Dataset rows describing interfaces

######

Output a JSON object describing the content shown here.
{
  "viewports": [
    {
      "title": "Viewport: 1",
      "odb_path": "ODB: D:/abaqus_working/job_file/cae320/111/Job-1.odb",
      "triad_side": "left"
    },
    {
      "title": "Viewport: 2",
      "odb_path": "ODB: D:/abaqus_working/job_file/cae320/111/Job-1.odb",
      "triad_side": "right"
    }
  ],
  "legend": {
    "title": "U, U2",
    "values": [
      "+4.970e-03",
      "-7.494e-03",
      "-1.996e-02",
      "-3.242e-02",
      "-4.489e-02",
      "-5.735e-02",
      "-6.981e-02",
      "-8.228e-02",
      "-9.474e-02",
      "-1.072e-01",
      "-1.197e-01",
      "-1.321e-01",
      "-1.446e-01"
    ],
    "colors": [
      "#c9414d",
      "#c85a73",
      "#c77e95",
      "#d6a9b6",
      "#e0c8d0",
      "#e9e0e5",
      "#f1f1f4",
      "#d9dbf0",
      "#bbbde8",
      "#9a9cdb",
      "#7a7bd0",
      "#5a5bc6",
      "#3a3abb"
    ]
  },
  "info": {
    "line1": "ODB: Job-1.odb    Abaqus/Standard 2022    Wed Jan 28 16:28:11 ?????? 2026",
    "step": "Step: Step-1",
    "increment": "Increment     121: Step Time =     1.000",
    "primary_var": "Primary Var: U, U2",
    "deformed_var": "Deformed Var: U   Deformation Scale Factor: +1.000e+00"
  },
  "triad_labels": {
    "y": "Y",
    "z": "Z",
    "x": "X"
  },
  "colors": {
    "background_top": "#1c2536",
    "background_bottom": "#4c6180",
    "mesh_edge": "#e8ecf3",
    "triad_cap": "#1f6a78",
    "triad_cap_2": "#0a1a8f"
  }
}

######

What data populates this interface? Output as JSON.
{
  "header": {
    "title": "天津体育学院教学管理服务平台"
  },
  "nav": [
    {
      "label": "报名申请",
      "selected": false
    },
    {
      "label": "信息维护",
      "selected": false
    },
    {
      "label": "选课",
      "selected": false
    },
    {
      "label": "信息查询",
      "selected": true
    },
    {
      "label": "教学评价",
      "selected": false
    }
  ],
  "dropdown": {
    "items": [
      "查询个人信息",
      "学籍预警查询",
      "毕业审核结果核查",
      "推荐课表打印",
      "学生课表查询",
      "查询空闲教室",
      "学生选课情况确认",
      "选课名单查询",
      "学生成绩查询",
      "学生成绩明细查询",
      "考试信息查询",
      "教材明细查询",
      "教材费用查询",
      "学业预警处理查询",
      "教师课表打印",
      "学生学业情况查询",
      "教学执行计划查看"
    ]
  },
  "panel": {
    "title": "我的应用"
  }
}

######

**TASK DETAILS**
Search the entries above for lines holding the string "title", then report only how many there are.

**SOLUTION**
5